If Delta Air Lines’ proposed JVs with WestJet and LATAM Airlines Group come to fruition, the annual contribution to Delta from its immunised relationships with various airlines worldwide will cross the USD20 billion threshold. Those relationships are a key pillar of Delta’s international strategy that is unmatched by its large full service rivals in the US.

But Delta has to strike a delicate balance between, on the one hand, reaping the benefits from its strategy of largely taking equity stakes in foreign airlines and forging antitrust immunity with those operators and on the other, navigating concerns expressed by labour groups. Delta’s pilots have been vocal in pushing for equitable distribution of growth in those partnerships, and believe that in some cases Delta has essentially outsourced operations to airlines whose flight crews have less favourable wages and work rules.
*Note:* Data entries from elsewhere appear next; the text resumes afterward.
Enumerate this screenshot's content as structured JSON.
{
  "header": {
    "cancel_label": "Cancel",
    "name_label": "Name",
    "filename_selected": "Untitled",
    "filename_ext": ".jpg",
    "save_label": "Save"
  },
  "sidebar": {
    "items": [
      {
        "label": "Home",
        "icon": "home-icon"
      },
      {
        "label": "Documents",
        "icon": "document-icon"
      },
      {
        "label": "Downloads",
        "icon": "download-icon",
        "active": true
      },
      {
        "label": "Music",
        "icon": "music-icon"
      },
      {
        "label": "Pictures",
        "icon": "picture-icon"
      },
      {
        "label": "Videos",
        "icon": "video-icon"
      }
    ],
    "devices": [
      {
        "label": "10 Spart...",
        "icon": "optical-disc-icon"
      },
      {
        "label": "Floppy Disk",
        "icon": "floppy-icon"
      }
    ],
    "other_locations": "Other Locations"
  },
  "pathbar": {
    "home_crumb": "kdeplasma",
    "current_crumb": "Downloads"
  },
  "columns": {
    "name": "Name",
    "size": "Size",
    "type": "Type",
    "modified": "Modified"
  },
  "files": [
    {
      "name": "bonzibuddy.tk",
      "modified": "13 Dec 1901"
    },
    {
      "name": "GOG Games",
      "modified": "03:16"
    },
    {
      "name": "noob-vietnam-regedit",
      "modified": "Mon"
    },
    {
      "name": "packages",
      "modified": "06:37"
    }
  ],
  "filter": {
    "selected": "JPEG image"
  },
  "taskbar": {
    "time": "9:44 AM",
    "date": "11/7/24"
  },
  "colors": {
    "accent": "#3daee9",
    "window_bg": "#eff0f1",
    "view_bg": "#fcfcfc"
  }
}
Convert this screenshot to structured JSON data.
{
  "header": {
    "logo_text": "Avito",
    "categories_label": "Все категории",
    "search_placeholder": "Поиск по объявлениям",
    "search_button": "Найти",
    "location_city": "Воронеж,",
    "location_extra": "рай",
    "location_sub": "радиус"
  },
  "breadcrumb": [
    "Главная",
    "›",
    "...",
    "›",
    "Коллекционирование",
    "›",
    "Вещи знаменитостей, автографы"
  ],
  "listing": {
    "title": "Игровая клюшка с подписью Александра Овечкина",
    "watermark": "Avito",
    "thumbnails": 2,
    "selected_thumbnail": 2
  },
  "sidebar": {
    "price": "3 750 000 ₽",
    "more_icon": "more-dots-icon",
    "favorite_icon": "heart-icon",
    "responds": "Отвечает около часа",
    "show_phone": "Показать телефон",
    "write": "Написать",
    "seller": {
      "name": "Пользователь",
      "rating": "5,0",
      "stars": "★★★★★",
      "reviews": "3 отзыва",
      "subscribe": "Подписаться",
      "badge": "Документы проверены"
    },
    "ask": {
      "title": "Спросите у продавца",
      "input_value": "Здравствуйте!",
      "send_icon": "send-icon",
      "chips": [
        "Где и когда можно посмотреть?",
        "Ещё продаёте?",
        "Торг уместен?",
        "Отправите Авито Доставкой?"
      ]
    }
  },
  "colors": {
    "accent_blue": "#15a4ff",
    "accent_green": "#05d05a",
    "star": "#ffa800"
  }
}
The union representing Delta’s pilots, the Air Line Pilots Association (ALPA), recently gained some traction with US regulators after the DoT stipulated that Delta, Air France-KLM and Virgin Atlantic needed to include the effects on US aviation jobs in a regular self-assessment of their Blue Skies joint venture.

ALPA is now pushing for a similar requirement in Delta’s proposed JV with WestJet.

TO READ ON, VISIT: Delta Air Lines and the US DoT: labour gains traction over JVs


Indonesia’s Labuan ‘Dragon airport’: confusing signals for Changi

Investors in airports have long been confused by government policies in Indonesia where they have, in theory, been welcomed, even coveted, but where the state airport operators continue to acquire those airports around the country that might attract those investors.

At last a consortium, involving an Indonesian company with experience in the air transport business and a Singaporean one of international repute, has acquired a concession on an airport which supports tourist visits to see the ‘Komodo dragons’ – huge lizards that were only discovered in the 20th century.

But the transaction came just as the government was about to close off the Komodo island and then to bring in a hefty tourist charge to visit it – not what the joint venture wanted to hear.

TO READ ON, VISIT: Indonesia’s Labuan ‘Dragon airport’: confusing signals for Changi